The department has immigration compliance teams in every Australian capital city as well as compliance officers overseas. DIBP officials are trained to recognise ‘the indicators of human trafficking’ and refer suspected cases to the Australian Federal Police (AFP). A referral protocol between the department and the AFP specifies the procedures to be followed in these instances.

Australian Criminal Intelligence Commission

The Australian Criminal Intelligence Commission (ACIC) was established on 1 July 2016, when the Australian Crime Commission (ACC) joined CrimTrac, a national information service utilised by the Australian police, to form a cross-jurisdictional statutory authority to combat serious and organised crime.

In the context of trafficking in persons, ACIC provides intelligence, investigation, and criminal database services, and will continue the ACC’s role of assessing human trafficking and related crime.

Australian Federal Police

The Australian Federal Police (AFP) is Australia’s premier federal law enforcement agency and as such is the main authority responsible for the investigation of trafficking in persons.  In 2004 the AFP established dedicated anti-trafficking investigation teams in several state capitals, called Transnational Sexual Exploitation and Trafficking Teams (TSETTs). The TSETTs united investigators and specialist analysts to target human trafficking. 

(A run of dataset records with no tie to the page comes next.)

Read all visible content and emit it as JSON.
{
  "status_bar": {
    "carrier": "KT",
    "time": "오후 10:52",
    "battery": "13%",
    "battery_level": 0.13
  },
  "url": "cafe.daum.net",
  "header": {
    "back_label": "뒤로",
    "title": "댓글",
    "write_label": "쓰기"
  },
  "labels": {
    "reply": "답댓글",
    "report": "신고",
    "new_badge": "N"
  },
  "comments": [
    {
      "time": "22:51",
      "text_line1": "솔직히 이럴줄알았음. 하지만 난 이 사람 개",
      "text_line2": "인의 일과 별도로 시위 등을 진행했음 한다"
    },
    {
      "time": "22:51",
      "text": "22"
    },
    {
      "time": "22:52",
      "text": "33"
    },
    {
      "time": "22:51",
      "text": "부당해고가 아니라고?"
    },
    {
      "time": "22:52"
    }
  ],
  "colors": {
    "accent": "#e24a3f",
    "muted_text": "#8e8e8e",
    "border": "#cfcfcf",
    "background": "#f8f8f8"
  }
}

In 2011 the AFP developed a specialist investigations and training program covering legislation, investigation, trafficking trends, intelligence targeting, and victim liaison. On 1 June 2011, the TSETTs became the Human Trafficking Teams (HTTs) ‘to better reflect the full spectrum of people trafficking offences.’

The AFP also trains all AFP investigators ‘to identify and investigate human-trafficking related offences’, and like the DIBP, it posts officers overseas for detection and deterrence purposes.

Commonwealth Director of Public Prosecutions

The Commonwealth Director of Public Prosecutions (CDPP) is responsible for prosecuting federal offences, including those relating to trafficking in persons under Divisions 270 and 271 of the Criminal Code (Cth). In this role, the CDPP liaises with a variety of Australian government agencies, such as the Department of Social Services.

Department of Social Services

The Department of Social Services administers the Support for Trafficked People Program, which assists victims of human trafficking, slavery, and slavery-like practices and is delivered by the Australian Red Cross.

Clients receive an individual case manager who facilitates the provision of required support services, such as accommodation, financial assistance, counselling, and referrals for legal and migration advice.

Fair Work Ombudsman

The Fair Work Ombudsman (FWO) provides ‘education, assistance, and advice’ regarding Australia’s workplace relations system and investigates non-compliance with Australian law, including the underpayment or non-payment of wages and entitlements. The FWO has an enforcement function that brings it in contact with cases of trafficking in persons, which are then referred to the AFP for further investigation.